◆ What to do
Track down each line below containing the string "kind" and copy it.

◆ Available records
....

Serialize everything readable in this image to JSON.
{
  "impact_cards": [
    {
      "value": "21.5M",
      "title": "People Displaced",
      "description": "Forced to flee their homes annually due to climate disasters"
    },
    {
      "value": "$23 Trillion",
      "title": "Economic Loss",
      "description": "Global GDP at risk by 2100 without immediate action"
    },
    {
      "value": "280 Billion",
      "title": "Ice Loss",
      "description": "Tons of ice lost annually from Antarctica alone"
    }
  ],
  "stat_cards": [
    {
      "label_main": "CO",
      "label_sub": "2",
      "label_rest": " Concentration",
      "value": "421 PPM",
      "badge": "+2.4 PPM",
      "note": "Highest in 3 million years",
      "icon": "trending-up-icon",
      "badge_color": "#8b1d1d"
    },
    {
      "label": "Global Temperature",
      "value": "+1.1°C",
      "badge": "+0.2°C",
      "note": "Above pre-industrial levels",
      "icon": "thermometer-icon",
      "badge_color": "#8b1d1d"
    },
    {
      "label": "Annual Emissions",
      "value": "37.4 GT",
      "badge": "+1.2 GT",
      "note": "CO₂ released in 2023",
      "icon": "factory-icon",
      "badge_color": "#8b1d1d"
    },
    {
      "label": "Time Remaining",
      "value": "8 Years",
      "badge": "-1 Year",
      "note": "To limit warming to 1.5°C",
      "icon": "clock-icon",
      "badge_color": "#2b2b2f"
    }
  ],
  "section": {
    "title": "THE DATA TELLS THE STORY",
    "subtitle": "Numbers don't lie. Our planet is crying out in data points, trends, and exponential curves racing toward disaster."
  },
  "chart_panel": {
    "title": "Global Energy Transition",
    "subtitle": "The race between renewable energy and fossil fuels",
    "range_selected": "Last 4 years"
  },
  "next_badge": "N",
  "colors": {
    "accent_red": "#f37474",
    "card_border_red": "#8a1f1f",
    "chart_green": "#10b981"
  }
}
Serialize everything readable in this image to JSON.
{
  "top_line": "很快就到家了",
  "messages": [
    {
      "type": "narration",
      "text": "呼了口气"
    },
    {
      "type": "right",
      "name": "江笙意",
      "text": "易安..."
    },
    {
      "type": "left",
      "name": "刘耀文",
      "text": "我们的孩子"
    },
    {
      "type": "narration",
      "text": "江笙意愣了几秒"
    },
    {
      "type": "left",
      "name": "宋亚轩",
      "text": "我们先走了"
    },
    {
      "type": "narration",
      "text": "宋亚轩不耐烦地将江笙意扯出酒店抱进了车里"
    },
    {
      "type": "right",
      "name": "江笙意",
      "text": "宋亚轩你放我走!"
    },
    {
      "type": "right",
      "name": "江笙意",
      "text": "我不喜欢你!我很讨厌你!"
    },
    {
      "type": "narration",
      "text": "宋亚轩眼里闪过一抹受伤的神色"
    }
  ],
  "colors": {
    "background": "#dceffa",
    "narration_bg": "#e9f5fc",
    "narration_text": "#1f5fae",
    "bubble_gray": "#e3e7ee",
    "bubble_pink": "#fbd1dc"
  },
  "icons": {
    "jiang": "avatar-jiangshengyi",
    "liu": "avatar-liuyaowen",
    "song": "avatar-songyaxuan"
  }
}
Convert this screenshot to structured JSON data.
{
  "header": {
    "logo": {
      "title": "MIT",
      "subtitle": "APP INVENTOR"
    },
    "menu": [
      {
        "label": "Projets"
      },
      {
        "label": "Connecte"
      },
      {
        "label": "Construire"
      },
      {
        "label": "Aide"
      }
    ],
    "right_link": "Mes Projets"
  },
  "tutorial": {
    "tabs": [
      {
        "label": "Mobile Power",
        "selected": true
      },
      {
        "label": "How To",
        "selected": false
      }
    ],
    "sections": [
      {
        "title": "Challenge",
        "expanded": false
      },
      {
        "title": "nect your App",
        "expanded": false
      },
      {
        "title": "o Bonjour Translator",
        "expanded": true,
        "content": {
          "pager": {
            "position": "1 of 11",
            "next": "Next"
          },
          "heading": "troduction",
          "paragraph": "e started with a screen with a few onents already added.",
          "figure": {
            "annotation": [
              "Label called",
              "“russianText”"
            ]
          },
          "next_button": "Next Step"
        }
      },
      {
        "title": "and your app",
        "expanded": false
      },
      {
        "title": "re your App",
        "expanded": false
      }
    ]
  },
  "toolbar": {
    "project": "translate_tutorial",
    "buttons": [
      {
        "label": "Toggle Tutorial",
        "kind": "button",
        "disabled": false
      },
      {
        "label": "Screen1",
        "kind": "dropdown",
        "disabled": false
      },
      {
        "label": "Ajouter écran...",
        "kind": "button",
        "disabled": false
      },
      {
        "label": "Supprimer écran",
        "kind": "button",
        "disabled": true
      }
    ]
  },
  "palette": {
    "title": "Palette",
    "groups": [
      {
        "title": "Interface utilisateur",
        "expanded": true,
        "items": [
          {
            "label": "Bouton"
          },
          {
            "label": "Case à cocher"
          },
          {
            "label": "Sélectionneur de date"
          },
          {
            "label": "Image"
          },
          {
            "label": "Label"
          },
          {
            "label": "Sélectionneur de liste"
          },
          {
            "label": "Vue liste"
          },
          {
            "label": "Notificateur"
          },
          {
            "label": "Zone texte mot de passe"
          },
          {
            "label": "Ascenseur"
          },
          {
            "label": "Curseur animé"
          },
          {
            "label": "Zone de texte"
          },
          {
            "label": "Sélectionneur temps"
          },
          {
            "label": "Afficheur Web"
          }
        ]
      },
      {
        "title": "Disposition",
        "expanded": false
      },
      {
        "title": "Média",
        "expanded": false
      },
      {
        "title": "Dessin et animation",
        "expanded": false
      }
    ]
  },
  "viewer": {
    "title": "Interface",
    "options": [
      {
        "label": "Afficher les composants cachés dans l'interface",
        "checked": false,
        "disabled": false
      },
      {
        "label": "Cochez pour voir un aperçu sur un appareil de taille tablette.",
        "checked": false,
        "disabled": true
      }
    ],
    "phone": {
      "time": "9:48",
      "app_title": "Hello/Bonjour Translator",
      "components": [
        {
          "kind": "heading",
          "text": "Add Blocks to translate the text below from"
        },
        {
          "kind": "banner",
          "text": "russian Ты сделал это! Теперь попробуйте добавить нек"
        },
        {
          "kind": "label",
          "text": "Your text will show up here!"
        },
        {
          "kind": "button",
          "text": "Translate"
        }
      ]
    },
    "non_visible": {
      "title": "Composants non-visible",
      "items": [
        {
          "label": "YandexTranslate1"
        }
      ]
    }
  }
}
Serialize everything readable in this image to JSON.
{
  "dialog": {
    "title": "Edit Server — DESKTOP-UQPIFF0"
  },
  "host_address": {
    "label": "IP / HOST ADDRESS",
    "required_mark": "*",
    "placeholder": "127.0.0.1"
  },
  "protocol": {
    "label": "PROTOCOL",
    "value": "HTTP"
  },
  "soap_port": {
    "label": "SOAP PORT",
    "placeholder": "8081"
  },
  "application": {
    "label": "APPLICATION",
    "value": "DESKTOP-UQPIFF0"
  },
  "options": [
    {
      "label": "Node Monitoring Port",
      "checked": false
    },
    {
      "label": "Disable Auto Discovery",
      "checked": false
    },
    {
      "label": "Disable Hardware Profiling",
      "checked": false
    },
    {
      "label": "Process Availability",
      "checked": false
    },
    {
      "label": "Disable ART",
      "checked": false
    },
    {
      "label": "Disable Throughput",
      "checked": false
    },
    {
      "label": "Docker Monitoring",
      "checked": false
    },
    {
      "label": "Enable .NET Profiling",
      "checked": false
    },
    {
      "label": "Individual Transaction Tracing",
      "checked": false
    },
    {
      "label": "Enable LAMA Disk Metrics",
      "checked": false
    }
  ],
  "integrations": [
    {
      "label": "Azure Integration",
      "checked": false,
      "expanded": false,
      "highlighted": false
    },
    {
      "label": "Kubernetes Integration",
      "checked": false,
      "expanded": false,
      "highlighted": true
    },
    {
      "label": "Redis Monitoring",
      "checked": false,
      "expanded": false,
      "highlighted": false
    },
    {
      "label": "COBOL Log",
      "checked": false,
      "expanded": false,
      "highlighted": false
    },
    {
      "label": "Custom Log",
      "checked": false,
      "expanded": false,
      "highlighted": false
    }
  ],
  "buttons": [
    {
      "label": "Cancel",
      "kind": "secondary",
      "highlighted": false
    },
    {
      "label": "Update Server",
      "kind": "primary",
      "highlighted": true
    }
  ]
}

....

◆ Solution
        "kind": "button",
        "kind": "dropdown",
        "kind": "button",
        "kind": "button",
          "kind": "heading",
          "kind": "banner",
          "kind": "label",
          "kind": "button",
      "kind": "secondary",
      "kind": "primary",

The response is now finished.